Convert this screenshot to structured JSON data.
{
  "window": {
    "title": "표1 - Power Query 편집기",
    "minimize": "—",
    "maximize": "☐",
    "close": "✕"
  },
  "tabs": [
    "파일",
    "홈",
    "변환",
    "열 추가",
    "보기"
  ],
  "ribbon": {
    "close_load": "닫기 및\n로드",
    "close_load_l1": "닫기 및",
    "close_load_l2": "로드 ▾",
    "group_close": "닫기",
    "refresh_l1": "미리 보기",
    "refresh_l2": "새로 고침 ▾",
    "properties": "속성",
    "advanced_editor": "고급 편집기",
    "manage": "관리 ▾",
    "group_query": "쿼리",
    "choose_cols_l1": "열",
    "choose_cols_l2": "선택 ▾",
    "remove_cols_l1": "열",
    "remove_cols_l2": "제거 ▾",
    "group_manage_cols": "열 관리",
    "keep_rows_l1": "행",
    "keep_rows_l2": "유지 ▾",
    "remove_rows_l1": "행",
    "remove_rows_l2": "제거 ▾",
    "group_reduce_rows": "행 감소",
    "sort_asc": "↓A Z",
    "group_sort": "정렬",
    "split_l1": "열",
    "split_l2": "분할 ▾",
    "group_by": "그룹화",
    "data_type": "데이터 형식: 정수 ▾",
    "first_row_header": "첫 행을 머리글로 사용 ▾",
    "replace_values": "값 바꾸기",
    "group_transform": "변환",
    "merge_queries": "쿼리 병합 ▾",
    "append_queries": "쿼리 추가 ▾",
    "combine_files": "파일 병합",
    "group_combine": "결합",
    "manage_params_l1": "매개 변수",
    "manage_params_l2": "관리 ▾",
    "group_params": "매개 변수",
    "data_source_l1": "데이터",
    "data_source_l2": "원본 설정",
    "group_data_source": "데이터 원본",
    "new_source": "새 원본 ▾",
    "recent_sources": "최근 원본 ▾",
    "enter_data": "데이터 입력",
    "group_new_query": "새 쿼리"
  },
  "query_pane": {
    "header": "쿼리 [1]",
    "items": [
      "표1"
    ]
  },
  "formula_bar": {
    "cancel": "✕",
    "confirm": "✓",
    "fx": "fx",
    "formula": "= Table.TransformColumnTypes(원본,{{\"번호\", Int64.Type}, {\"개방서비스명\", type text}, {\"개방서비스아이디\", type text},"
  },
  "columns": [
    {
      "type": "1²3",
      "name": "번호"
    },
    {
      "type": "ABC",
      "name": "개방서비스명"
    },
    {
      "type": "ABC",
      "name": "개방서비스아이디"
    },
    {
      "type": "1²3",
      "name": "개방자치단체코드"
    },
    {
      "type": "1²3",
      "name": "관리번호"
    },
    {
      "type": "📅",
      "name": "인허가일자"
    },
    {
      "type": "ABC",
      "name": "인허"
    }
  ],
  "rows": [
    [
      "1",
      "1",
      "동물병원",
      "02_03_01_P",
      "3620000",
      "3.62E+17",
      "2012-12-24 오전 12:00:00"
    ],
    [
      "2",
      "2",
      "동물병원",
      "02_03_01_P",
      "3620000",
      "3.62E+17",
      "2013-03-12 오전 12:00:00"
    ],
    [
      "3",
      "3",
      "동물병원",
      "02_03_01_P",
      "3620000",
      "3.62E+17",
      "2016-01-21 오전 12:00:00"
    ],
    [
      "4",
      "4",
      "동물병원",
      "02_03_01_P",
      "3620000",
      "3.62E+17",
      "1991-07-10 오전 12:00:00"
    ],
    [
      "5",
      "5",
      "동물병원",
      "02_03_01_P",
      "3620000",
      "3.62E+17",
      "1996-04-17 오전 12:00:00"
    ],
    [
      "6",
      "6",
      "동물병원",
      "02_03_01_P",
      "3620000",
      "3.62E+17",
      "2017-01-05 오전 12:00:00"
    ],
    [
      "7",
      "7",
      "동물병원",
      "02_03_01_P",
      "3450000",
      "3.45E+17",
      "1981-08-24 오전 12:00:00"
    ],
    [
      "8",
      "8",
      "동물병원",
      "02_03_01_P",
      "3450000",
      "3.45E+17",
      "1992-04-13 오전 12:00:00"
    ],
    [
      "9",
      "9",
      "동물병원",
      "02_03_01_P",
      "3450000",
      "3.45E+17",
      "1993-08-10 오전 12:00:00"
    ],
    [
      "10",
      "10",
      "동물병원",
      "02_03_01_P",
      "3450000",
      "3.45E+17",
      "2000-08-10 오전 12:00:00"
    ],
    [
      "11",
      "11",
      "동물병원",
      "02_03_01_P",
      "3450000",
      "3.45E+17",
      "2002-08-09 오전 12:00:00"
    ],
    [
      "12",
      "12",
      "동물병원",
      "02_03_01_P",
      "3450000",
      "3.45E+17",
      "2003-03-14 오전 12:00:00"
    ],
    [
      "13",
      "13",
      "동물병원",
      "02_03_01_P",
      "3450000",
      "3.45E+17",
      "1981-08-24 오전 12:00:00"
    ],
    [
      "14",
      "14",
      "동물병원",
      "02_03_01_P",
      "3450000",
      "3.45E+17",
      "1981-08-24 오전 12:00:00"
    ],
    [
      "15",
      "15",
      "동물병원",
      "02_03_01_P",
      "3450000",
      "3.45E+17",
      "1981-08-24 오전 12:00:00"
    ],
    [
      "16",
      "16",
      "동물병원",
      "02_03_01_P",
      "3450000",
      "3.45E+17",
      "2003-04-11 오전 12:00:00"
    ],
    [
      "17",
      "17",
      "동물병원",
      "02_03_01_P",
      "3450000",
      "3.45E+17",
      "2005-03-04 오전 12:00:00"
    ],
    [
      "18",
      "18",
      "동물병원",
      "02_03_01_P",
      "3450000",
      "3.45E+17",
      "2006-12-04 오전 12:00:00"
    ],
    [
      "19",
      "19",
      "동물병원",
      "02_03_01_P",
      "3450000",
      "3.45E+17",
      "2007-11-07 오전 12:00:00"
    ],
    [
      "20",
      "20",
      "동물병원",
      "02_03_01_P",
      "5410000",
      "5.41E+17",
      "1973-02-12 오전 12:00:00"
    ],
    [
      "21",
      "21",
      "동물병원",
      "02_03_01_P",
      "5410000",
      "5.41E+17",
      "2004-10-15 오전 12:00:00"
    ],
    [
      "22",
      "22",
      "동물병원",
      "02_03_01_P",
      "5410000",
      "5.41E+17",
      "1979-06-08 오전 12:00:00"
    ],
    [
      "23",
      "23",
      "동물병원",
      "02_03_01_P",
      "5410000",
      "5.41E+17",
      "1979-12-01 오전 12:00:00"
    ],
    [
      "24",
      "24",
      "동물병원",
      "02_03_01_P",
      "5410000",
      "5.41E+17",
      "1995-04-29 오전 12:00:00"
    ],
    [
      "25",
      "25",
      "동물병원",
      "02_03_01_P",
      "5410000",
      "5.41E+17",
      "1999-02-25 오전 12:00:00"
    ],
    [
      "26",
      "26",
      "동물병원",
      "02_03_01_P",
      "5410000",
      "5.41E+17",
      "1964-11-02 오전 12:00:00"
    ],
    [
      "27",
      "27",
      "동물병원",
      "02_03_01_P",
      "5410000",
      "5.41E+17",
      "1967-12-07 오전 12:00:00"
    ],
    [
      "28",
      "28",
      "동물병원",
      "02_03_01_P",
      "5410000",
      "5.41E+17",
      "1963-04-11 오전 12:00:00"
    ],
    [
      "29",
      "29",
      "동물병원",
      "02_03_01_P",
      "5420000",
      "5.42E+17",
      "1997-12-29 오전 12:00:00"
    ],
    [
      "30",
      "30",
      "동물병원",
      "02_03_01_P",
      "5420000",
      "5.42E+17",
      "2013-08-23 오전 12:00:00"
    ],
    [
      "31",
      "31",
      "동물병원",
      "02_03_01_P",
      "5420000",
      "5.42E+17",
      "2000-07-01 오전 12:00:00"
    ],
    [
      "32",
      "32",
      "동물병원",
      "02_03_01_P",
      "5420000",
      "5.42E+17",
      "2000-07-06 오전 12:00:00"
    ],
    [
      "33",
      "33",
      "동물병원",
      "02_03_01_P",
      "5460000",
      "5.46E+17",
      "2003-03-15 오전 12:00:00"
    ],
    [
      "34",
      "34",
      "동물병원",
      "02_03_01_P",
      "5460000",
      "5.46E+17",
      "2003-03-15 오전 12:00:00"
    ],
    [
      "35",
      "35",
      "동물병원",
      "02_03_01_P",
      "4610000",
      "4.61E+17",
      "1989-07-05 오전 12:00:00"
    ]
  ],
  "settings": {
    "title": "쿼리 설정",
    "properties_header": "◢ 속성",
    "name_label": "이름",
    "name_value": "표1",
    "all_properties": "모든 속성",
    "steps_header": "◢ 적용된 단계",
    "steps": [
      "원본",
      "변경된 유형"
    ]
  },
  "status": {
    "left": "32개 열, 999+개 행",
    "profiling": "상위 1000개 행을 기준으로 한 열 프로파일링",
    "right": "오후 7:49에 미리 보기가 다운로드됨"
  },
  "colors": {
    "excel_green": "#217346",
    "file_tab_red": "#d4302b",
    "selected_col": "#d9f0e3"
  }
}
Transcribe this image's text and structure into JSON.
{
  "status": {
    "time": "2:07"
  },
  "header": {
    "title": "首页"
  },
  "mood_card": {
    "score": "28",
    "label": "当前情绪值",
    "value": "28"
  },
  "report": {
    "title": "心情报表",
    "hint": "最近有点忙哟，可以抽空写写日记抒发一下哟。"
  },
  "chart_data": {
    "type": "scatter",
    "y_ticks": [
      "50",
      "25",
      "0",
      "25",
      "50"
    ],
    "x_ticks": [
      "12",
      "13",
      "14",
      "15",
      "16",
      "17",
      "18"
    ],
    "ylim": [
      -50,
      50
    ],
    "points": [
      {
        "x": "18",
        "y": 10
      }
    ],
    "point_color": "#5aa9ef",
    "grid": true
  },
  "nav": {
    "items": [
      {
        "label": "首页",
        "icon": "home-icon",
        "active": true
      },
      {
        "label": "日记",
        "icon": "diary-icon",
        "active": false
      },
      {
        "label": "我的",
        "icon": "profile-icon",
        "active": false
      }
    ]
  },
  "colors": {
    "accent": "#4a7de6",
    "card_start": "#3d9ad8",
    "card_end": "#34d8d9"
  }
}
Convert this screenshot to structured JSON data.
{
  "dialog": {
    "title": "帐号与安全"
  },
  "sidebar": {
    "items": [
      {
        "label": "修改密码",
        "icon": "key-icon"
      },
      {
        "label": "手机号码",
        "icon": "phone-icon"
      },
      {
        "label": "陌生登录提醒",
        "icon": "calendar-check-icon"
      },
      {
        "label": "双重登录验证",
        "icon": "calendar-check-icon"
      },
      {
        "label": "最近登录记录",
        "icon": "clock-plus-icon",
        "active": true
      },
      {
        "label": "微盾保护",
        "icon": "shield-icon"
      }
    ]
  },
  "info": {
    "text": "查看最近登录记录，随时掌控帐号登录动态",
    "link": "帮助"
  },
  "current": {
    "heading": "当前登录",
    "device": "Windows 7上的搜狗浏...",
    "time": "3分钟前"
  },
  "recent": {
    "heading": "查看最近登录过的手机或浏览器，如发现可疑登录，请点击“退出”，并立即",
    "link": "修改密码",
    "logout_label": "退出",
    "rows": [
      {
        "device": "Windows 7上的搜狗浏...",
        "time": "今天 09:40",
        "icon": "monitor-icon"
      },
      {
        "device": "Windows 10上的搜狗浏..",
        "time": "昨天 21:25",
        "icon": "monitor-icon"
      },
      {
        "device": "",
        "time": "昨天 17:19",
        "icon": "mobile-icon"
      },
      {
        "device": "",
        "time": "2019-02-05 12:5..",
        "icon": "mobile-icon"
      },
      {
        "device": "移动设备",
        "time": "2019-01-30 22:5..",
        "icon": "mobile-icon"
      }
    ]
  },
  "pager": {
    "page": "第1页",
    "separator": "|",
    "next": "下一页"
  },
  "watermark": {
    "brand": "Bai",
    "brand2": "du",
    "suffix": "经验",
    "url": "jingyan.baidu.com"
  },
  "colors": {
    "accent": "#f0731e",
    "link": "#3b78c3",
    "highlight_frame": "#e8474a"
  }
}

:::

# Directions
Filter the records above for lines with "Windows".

# Response to this exercise
    "device": "Windows 7上的搜狗浏...",
        "device": "Windows 7上的搜狗浏...",
        "device": "Windows 10上的搜狗浏..",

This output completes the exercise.